+++ Entries provided +++

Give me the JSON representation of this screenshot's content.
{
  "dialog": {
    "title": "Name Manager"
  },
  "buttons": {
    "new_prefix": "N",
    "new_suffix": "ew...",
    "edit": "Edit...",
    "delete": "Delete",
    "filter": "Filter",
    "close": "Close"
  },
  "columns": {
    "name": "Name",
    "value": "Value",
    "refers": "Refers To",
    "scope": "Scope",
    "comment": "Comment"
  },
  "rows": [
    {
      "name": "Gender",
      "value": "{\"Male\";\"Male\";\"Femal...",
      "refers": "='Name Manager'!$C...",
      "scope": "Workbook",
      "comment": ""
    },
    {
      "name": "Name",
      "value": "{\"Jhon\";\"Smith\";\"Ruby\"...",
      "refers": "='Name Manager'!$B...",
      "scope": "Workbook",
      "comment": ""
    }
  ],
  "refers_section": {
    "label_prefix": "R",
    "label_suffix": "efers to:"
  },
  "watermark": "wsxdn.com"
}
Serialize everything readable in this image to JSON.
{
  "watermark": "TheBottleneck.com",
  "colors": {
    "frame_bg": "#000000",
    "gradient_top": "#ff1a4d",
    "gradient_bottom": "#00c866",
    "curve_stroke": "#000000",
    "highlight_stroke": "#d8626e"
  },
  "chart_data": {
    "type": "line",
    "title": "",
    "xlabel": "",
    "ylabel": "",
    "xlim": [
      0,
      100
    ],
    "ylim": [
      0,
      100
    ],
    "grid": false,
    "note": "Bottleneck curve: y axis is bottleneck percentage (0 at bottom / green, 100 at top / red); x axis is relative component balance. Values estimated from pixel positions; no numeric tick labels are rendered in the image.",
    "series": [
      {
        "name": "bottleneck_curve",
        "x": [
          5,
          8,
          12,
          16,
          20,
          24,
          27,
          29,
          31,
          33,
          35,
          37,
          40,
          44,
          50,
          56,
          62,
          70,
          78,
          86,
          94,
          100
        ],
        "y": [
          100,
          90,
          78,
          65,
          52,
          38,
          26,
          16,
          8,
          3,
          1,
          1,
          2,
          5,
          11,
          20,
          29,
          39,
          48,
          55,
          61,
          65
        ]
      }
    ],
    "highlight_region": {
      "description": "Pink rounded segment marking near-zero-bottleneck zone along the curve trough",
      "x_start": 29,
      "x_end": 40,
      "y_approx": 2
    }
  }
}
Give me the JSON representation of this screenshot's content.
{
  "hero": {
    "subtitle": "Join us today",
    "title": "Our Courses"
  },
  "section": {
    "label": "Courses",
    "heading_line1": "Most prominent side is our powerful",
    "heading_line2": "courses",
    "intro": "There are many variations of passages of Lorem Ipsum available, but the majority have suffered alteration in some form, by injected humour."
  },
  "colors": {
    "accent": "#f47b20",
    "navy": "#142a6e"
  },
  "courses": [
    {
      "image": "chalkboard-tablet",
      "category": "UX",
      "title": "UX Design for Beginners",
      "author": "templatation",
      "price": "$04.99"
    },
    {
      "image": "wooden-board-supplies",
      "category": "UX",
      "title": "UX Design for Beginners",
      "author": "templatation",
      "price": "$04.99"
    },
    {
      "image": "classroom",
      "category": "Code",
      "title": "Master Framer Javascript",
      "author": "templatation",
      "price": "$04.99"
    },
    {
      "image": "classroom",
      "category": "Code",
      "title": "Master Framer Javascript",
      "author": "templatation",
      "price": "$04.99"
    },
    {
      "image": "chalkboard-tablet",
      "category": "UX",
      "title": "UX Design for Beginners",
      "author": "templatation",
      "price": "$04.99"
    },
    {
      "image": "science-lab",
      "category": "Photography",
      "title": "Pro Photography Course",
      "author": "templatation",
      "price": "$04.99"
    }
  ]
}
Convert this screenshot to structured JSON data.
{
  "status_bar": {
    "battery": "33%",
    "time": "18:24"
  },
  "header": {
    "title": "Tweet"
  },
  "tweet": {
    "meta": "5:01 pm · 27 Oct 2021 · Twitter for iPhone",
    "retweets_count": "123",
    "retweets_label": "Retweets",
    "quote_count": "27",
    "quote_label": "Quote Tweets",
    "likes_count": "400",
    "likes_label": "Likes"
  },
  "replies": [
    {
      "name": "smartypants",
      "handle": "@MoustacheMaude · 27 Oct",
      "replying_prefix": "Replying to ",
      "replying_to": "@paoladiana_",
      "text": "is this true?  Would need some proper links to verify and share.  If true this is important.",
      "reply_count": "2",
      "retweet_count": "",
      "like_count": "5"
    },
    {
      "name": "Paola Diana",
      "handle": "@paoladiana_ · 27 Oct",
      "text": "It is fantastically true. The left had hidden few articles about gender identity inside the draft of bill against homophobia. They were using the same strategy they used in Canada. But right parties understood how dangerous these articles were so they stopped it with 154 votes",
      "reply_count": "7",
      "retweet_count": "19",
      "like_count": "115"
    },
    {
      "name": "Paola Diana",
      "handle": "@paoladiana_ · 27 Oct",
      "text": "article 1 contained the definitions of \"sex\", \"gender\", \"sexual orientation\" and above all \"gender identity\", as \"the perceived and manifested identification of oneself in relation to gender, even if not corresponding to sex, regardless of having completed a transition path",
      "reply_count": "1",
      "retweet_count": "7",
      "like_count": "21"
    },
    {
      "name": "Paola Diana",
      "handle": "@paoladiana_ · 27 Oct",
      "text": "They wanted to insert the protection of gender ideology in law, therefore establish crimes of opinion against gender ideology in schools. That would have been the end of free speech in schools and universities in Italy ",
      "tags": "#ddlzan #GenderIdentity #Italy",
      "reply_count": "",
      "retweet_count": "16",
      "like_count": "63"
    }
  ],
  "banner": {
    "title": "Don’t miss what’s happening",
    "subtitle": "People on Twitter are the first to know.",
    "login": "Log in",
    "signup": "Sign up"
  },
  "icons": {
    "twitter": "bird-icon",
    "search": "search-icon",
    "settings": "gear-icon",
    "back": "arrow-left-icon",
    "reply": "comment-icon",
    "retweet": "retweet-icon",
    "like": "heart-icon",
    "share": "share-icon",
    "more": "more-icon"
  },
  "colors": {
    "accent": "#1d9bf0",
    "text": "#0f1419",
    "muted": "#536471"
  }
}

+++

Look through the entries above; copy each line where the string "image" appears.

Serialize everything readable in this image to JSON.
    "note": "Bottleneck curve: y axis is bottleneck percentage (0 at bottom / green, 100 at top / red); x axis is relative component balance. Values estimated from pixel positions; no numeric tick labels are rendered in the image.",
      "image": "chalkboard-tablet",
      "image": "wooden-board-supplies",
      "image": "classroom",
      "image": "classroom",
      "image": "chalkboard-tablet",
      "image": "science-lab",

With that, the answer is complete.